UCSB’s Interdisciplinary Humanities Center is sponsoring a series of events to “explore ideas of place and how they have been produced through mapping, media, and imaginative labor.” It’s an interesting project that I took advantage of Wednesday to hear 2010-2011 IHC Research Fellow Jacob Latham’s talk From Literal to Spiritual Soldiers of Christ: The Contestation of Space in Late Antique Rome. Here’s the summary from the advertisement:
There were at least five disputed episcopal elections in the fourth through the sixth centuries. This intra-Christian competition did not, however, lead to the contestation of space in the form of processions as it did, for example, in Constantinople, where Arians and Niceans held competing processions. At Rome, intra-Christian competition took the form, at least rhetorically, of siege and occupation.
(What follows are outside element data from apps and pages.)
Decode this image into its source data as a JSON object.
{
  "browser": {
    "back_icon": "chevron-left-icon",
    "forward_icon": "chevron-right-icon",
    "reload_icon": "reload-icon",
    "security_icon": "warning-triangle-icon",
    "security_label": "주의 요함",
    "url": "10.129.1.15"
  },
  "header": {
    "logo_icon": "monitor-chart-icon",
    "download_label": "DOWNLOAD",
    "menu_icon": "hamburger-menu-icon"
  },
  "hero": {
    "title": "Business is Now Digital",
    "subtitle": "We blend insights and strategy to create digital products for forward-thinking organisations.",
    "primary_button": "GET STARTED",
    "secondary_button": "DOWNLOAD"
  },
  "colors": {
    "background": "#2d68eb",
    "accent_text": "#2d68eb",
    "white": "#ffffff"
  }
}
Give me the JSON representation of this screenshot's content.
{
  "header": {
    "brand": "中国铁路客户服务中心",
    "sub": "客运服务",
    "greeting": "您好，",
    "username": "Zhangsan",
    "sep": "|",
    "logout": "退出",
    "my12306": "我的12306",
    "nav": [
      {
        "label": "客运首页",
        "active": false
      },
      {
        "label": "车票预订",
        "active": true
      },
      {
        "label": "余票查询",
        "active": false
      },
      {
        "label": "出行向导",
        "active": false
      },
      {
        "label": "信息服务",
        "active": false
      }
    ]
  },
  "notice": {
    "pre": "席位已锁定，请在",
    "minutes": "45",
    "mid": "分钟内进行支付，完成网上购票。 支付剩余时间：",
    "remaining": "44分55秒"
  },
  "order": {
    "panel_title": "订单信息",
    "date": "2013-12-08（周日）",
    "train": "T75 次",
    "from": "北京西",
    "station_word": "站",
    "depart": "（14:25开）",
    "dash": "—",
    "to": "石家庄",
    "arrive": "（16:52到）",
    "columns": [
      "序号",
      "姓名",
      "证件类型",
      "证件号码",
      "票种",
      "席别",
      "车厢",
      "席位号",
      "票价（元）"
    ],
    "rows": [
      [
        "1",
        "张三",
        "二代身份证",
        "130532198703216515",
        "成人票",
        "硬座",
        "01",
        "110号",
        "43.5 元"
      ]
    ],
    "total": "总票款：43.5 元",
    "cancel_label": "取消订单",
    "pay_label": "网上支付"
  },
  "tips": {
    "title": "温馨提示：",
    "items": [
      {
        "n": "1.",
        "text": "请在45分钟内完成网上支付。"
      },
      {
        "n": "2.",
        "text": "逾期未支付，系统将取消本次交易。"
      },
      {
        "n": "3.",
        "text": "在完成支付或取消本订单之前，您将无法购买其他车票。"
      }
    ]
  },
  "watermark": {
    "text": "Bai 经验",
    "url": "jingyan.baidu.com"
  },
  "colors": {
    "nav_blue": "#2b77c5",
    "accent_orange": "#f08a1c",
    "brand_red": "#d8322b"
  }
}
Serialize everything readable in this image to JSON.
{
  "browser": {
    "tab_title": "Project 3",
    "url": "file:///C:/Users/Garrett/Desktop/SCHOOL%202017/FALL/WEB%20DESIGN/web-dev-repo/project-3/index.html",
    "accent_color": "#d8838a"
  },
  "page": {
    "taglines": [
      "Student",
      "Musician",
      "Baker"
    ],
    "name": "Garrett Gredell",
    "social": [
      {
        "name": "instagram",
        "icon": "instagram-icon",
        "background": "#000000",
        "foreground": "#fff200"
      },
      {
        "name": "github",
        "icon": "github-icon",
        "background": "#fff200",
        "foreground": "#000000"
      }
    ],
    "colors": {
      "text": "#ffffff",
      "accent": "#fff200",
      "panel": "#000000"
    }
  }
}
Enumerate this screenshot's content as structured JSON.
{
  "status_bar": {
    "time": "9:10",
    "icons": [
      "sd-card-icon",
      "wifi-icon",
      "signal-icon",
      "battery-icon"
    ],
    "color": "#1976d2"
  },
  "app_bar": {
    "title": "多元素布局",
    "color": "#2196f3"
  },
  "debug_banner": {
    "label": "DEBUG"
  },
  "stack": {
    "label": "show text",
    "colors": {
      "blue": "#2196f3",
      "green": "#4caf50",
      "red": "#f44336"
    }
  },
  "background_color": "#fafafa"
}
Instead of conquering urban space through processions—impossible as the Roman aristocracy and their patronage of traditional public display still dominated and defined the public sphere—Roman Christians resorted to warfare.
Throughout all of these electoral disputes two elements consistently emerge: one, the use of martial language to describe the events and two, the concentration on a few contested sites. A strategy of militaristic occupation of centrally important churches clearly marked these schisms, as each side marched upon and occupied the principal churches of Rome, invading and expelling their enemies from other principal churches when they could. The martial language in the descriptions of these conflicts often veered close to the religious, indicating, hinting, that the origins of Christian processions lie in conflict and battle. From the literal soldiers of Christ, armed with clubs, rocks, and swords, emerged spiritual soldiers bearing crosses and singing hymns.
Latham’s talk was exactly what he said it would be, and that made it right up my alley. I’m still trying to work out how to connect his work on 4-6th century Christians in Rome with my own work on spiritual warfare in 20th century America. I’ll get there eventually, I guess.
In this series I’m also especially looking forward to Edward Soja’s presentation on the 25th of January. There’s plenty of great stuff between now and then, but that will surely be an interesting afternoon of geography-heavy discussion. This is only natural because of the strong connection between this IHC program and the Center for Spatial Studies (spatial@ucsb). Funny how a quick hop from Religious Studies to Geography can put you wildly outside of your area of expertise. (That is, the stress of the use of data drive GIS analysis vs. phenomenological, historical, or ethnographic models).
If only there were more time to be a geographer and a religious studies historian so I could learn Python, PostGIS, Geoserver, and OpenLayers!